“Slack users are nearly twice as likely as non-Slack users to report that their sense of belonging improved while working from home.
“What’s more, we see a decrease in feelings of loneliness and isolation: 27% of non-Slack users say loneliness is a workplace challenge, compared with 18% of those who use Slack.”
Businesses are finding unique and creative ways to keep staff motivated, such as monthly postal treats, fitness challenges and daily motivation emails. At Real Business Rescue, we recently held a virtual racing event, Friday virtual tavern meet-ups and an online cocktail masterclass to cater to a variety of team interests.
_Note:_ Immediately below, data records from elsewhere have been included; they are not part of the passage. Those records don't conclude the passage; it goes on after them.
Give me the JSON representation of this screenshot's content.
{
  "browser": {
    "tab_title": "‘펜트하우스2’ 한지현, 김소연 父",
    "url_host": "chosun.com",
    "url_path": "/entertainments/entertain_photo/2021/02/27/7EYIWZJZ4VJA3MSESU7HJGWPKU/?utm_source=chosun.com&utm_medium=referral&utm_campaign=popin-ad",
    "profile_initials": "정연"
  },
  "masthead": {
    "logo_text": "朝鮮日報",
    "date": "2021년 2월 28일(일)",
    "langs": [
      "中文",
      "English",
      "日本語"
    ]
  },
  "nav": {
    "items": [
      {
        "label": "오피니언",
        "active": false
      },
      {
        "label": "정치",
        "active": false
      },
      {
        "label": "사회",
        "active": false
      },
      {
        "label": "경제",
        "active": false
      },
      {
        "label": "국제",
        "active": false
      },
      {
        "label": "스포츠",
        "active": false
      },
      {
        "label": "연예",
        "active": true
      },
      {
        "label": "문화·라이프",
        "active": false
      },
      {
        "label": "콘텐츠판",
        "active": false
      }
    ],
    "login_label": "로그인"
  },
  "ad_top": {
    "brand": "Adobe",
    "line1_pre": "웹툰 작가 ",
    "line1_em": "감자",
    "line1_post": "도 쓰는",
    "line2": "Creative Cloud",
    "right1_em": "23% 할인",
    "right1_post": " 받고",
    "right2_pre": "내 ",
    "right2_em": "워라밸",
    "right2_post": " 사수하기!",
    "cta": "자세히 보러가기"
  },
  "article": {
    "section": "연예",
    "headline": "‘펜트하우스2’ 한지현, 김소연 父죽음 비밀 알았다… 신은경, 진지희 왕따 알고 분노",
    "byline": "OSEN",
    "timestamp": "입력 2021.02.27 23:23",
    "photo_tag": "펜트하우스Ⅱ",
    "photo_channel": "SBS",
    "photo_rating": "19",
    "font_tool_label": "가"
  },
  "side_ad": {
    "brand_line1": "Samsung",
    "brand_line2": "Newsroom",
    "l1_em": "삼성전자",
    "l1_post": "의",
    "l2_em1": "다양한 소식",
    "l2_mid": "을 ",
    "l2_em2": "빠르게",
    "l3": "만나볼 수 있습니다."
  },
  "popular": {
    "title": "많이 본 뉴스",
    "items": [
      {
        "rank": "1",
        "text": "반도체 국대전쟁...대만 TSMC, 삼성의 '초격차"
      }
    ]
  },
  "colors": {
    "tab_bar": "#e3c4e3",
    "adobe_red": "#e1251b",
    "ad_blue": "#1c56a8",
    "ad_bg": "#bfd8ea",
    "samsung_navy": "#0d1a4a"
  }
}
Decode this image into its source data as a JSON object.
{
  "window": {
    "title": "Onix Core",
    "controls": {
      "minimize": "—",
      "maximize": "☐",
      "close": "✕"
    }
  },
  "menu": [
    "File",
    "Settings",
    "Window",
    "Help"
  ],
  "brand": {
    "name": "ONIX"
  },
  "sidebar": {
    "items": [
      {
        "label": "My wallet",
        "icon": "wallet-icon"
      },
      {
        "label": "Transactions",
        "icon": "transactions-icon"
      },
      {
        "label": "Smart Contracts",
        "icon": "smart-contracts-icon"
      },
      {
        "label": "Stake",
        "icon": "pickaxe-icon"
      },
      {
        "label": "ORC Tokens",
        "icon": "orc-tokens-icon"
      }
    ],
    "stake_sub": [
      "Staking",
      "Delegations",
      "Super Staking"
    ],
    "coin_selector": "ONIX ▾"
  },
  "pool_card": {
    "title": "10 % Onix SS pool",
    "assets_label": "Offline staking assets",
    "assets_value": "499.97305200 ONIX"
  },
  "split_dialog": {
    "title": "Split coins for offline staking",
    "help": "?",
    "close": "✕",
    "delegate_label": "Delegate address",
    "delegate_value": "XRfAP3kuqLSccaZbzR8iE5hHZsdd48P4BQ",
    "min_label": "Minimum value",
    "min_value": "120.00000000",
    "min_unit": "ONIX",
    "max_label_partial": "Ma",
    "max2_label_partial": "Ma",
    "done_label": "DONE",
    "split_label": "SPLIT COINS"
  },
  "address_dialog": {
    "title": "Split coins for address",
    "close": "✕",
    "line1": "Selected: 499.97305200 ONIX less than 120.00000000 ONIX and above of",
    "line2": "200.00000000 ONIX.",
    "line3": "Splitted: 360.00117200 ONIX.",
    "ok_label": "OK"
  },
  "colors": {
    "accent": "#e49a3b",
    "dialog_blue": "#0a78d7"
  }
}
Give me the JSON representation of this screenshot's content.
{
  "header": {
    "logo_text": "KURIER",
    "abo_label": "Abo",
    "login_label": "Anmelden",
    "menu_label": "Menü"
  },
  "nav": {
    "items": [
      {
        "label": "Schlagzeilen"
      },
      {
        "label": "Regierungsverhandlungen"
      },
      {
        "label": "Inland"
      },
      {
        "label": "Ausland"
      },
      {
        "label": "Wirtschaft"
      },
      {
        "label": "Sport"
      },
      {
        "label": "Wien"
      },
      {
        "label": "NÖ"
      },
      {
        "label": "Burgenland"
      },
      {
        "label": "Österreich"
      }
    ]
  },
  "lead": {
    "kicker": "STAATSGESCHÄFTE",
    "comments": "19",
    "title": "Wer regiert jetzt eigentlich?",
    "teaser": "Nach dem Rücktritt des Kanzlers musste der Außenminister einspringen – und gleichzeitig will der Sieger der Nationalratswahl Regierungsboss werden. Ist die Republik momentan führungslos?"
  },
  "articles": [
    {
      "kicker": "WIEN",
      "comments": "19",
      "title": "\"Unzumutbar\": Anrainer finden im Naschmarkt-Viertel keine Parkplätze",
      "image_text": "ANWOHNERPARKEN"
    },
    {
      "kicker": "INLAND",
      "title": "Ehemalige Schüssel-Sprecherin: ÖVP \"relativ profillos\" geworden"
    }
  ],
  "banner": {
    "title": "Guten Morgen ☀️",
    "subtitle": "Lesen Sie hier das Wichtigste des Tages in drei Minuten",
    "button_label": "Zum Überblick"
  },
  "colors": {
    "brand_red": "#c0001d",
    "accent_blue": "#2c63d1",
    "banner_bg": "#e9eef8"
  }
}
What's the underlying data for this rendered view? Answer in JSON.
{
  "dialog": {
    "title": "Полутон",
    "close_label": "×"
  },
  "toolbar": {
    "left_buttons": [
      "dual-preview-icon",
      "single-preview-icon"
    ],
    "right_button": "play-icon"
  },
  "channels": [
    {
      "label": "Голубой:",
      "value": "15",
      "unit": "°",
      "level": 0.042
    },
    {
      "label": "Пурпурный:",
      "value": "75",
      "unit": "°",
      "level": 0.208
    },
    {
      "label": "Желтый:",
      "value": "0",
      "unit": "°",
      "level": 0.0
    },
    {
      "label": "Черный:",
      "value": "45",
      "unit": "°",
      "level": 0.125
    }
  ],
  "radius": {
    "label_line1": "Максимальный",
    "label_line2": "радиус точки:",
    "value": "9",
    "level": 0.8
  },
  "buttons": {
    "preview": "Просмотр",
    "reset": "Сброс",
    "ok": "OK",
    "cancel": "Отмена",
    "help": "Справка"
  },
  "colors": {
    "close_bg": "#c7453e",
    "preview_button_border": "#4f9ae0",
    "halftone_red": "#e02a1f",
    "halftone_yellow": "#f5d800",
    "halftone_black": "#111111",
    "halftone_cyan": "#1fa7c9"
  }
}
On the brighter side, many staff members are savouring the time otherwise spent commuting to work with family and picking up new hobbies.
Static Workplaces during Work from Home Covid-19 phase
The challenges of working from home or remote working vary for each industry as some jobs cannot be adapted due to the nature of fixed objects, resources and subjects. This includes the likes of gardeners, teachers, interior decorators and labour workers, to name a few. The teaching industry has adapted rapidly by offering virtual learning, online education resources and one-to-one video support.
Workplaces around the world are making long term arrangements to allow for remote working in the event of a second lockdown or as a result of a change in workplace policies. Selected employees may never return to an office environment having worked remotely, illustrating higher productivity and a better work-life balance. Tech giants recently announced permanent work from home policies, such as Fujitsu, Slack, Square and Twitter after noticing limited interruption and better productivity. Many traditional workplaces are looking to extend existing work from home policies, with future scope to make this permanent.
As lockdown measures ease across the world and the working world phases back into operation, workplaces are adjusting to enforcing social distancing in the workplace, refining hygiene standards and competing with employee expectations for greater flexibility. The ripples of change continue to be felt across workplaces on a global scale as we continue the fight against coronavirus and its destructive effects.
About the Author
Keith Tully is a partner at Real Business Rescue, part of Begbies Traynor Group, and specialises in advising businesses in distress on restructuring and turnaround solutions. He has over 35 years’ experience in the insolvency sector.